Although VoIP technology is in high demand for businesses, personal home users are now realizing the tremendous benefits available via VoIP technology. Manufacturers such as Snom, Avaya and Siemens offer extensive lives of VoIP phones in a plethora of price points, ensuring that they can meet most any budgetary needs.
To make use of this technology, you will need a VoIP-enabled phone which enables calls without a computer. This could be an all-in-one-cordless phone or a normal handset plugged into an adapter. A good idea would be investing in a solution that allows you to connect multiple handsets, which gives you the ability to connect various other analogue devices.
You will also need an internet connection, either with DSL or broadband cable. While a dial-up connection will enable you to make VoIP calls, it is likely to produce a poor sound quality and is therefore not recommended.
Finally, you’ll need a VoIP account with a service provider. This supplies you with a VoIP phone number which allows other people to call you over the internet.
Just like local phone service, the cost of VoIP ranges among service providers. In most cases, VoIP to VoIP calls can be made at no cost while calls to mobile phones and ordinary lines tend to be significantly cheaper than charges from a land line provider. There are some VoIP providers that offer inclusive packages that come with a fixed monthly fee and unlimited calls.

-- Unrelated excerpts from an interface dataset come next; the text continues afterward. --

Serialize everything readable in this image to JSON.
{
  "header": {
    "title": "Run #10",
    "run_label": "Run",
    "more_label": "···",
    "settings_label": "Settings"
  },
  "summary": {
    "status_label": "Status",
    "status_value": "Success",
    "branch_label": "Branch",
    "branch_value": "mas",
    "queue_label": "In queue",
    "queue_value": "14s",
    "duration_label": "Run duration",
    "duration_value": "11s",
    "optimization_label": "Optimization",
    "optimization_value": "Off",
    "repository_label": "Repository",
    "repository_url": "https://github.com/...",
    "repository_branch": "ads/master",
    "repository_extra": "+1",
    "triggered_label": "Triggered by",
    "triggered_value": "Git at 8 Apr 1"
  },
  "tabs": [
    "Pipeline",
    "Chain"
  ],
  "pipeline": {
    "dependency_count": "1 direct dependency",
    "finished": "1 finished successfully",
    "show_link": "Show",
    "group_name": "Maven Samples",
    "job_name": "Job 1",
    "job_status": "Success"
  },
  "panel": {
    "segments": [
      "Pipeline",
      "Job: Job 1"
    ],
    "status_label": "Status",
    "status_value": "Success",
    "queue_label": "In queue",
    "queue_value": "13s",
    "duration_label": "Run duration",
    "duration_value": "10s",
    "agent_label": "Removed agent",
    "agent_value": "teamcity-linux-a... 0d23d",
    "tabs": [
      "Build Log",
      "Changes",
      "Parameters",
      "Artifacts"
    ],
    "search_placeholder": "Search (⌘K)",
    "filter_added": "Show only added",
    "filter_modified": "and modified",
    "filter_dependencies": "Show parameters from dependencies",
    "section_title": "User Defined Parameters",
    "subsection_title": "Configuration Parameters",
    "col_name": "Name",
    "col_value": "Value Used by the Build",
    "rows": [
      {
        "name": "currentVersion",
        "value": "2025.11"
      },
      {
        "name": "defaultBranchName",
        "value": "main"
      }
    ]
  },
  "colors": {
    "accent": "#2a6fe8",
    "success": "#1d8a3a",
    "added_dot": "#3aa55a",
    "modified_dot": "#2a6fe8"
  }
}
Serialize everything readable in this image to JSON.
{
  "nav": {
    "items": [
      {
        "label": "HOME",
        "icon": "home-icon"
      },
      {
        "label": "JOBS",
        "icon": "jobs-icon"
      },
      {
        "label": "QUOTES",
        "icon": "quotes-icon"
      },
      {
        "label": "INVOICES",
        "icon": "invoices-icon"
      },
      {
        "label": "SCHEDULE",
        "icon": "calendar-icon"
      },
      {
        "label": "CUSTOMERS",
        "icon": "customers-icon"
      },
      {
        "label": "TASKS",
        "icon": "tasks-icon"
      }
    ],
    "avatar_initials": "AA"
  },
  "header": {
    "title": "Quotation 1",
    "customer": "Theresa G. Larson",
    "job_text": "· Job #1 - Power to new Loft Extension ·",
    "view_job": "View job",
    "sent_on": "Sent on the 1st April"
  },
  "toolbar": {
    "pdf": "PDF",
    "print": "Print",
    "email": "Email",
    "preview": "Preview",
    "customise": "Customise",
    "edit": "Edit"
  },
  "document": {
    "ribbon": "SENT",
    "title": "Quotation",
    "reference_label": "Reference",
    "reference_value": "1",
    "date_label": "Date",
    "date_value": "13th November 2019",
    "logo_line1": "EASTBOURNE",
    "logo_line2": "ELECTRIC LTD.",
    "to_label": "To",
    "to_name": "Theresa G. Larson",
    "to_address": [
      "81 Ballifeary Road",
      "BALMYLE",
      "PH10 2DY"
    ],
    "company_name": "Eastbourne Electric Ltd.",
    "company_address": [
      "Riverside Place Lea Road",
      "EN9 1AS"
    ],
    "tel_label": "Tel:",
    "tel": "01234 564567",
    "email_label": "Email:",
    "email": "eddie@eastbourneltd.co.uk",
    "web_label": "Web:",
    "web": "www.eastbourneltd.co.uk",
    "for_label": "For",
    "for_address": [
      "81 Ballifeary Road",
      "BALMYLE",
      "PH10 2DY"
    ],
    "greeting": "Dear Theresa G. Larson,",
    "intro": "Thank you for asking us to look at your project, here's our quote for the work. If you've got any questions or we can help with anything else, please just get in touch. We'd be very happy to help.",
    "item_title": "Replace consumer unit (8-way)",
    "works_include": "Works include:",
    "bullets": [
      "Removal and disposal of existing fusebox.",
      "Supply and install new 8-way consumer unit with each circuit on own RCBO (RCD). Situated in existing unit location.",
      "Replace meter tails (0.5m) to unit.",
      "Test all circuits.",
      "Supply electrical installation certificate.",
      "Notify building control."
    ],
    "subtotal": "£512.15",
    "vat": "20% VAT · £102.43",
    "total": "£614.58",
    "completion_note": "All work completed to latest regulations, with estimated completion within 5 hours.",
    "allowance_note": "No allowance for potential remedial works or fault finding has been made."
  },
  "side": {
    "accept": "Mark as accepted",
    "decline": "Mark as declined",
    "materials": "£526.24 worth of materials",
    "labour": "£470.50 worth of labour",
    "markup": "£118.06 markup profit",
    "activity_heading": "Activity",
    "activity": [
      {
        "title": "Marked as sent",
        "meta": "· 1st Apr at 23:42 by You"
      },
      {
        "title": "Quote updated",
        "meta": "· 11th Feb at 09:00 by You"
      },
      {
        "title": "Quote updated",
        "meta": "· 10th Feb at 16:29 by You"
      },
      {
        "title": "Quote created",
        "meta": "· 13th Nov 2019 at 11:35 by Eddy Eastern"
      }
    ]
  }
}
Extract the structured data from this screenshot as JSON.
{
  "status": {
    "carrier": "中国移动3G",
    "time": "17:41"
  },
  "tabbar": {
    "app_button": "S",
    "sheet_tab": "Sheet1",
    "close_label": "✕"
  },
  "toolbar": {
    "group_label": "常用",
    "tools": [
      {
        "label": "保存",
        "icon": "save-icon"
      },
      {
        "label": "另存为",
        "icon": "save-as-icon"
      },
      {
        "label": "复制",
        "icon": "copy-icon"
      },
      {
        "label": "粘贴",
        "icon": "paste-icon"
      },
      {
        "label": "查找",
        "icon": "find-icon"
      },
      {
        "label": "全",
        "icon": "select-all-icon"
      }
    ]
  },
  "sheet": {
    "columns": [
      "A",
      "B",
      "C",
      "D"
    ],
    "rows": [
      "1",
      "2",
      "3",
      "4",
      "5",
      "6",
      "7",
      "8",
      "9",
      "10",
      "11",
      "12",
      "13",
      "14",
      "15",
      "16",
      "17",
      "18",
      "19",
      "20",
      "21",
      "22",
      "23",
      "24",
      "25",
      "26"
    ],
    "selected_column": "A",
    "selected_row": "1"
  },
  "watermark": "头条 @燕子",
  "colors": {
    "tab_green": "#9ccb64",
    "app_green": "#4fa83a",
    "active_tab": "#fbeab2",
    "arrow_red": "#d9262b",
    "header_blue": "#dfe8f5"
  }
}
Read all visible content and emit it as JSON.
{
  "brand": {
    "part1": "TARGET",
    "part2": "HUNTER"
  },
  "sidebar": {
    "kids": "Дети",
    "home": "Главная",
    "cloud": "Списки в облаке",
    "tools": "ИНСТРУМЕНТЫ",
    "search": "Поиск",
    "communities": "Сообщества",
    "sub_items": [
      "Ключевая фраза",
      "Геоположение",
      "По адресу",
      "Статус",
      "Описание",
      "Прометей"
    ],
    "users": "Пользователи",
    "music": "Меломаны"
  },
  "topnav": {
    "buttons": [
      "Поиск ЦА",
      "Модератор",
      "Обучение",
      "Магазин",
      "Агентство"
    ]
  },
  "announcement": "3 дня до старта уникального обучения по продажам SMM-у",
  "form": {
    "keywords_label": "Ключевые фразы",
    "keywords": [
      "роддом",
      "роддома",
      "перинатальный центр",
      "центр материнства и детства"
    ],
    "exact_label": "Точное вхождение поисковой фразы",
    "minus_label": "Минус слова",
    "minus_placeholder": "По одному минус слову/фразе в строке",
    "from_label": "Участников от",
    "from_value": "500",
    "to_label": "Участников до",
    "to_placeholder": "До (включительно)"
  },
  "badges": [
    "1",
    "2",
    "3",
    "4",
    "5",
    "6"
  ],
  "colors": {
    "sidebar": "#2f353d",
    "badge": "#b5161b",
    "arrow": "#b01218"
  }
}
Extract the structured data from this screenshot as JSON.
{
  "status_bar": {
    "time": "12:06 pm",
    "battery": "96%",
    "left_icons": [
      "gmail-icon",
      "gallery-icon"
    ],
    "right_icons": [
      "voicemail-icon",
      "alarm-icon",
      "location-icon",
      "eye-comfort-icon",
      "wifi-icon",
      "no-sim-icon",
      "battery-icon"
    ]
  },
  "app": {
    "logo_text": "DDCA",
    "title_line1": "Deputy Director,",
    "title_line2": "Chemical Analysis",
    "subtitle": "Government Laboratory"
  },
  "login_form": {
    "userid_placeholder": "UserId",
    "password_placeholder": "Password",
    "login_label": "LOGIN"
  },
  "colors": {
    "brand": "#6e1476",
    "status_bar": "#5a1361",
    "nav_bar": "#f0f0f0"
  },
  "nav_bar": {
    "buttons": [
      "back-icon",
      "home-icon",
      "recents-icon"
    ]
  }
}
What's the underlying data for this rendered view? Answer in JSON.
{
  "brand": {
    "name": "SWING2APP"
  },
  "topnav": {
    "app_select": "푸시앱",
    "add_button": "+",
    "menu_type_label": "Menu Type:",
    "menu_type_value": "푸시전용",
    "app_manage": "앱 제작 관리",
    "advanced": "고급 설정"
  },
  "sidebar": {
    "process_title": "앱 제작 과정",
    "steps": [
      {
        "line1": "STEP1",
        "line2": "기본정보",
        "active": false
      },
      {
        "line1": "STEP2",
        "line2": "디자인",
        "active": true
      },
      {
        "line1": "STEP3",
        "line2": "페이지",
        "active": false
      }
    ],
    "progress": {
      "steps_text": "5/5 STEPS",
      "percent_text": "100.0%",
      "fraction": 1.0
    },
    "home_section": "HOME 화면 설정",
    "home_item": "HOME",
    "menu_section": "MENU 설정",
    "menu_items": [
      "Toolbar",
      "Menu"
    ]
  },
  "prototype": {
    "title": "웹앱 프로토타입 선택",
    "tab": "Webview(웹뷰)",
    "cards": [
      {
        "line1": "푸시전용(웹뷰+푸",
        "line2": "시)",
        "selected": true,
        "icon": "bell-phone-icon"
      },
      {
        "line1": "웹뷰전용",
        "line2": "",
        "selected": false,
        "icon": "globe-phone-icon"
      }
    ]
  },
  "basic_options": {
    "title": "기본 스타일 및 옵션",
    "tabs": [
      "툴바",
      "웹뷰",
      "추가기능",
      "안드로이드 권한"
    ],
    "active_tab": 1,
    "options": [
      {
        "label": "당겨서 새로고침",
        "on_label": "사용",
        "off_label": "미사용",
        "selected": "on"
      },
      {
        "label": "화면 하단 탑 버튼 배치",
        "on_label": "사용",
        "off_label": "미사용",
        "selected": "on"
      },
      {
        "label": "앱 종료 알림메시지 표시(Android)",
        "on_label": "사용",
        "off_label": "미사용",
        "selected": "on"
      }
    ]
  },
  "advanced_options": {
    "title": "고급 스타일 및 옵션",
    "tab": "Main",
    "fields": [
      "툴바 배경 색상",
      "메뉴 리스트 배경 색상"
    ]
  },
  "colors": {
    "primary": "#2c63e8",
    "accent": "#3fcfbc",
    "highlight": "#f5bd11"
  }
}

This entry was posted in General and tagged voip, SIP, VOIP phone, Siemens VoIP, VoIP Overview on 10/09/2008 by Craig.